Source and then specific question and answer.
How can the States charge tolls on Interstates I paid taxes to build?
The Interstate System is free of tolls for the most part, but tolls are collected on some segments. Most major toll roads were planned or built before the Congress authorized significant amounts of Federal funding for the Interstate highway program. These segments were built by toll authorities created by State or local legislation to issue bonds as a way of financing construction. Toll revenue is used to retire bonds and cover operating and maintenance expenses.
One of the controversial issues Congress considered before passing this legislation was what to do with the turnpikes that had been built or planned in Interstate corridors without Federal funding.
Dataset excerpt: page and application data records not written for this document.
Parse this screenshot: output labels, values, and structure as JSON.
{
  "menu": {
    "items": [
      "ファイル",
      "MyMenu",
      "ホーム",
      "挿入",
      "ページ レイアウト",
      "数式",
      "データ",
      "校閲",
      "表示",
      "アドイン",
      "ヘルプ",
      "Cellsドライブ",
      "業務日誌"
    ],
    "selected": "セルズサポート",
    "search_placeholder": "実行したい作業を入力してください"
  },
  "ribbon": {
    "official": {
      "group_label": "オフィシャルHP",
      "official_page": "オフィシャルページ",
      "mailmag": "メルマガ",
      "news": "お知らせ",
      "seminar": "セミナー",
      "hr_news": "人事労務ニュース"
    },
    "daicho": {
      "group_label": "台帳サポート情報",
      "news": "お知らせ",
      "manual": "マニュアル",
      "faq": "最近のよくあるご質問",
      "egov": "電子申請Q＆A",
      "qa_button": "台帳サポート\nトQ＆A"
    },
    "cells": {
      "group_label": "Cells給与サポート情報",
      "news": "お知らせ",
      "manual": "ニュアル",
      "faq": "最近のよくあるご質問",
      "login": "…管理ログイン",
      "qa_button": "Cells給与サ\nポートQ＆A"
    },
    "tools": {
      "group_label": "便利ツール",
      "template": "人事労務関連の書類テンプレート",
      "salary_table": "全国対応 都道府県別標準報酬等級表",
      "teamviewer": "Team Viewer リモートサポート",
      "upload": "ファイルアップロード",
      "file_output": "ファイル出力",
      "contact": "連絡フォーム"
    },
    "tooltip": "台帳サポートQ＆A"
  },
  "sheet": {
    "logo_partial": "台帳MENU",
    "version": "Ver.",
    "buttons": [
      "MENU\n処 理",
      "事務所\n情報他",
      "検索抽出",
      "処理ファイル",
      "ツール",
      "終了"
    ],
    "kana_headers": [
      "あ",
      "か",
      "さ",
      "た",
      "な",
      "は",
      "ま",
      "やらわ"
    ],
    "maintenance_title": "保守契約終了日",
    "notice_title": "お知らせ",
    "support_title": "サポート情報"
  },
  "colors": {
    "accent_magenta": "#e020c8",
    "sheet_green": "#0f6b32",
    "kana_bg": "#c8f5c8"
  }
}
In an extensive congressional debate, members considered purchasing the bonds to allow removal of the tolls, but this option would have cost hundreds of millions of dollars without creating any new Interstate mileage. Another option was consideredóconstructing toll-free Interstate highways in these corridorsóbut it would have diverted funds needed for new highways in areas not served by Interstate-type facilities. It also would have jeopardized the legitimate right of the toll authorities to pay their bondholders. Therefore, Congress decided to include some toll facilities in the Interstate System to ensure connectivity.
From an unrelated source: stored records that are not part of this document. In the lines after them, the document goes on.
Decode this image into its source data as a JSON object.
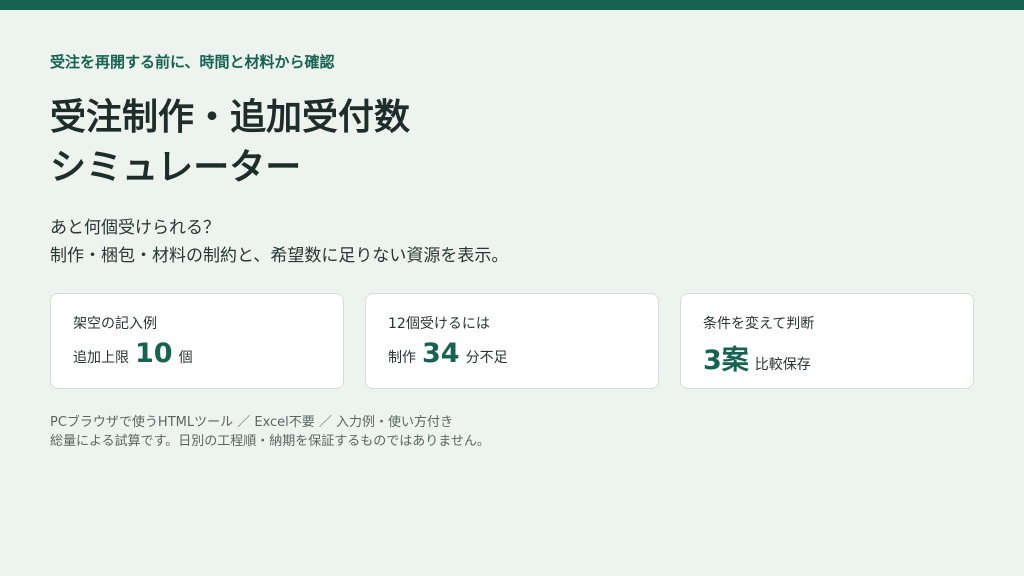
{
  "eyebrow": "受注を再開する前に、時間と材料から確認",
  "title": {
    "line1": "受注制作・追加受付数",
    "line2": "シミュレーター"
  },
  "description": {
    "line1": "あと何個受けられる？",
    "line2": "制作・梱包・材料の制約と、希望数に足りない資源を表示。"
  },
  "cards": [
    {
      "label": "架空の記入例",
      "prefix": "追加上限",
      "value": "10",
      "suffix": "個"
    },
    {
      "label": "12個受けるには",
      "prefix": "制作",
      "value": "34",
      "suffix": "分不足"
    },
    {
      "label": "条件を変えて判断",
      "prefix": "",
      "value": "3案",
      "suffix": "比較保存"
    }
  ],
  "footer": {
    "line1": "PCブラウザで使うHTMLツール ／ Excel不要 ／ 入力例・使い方付き",
    "line2": "総量による試算です。日別の工程順・納期を保証するものではありません。"
  },
  "colors": {
    "accent": "#176352",
    "background": "#edf3ee",
    "card": "#ffffff"
  }
}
Federal law has changed over the years to allow turnpikes on the Interstate System under other circumstances. In all, the 46,876-mile Interstate System includes approximately 2,900 miles of turnpikes.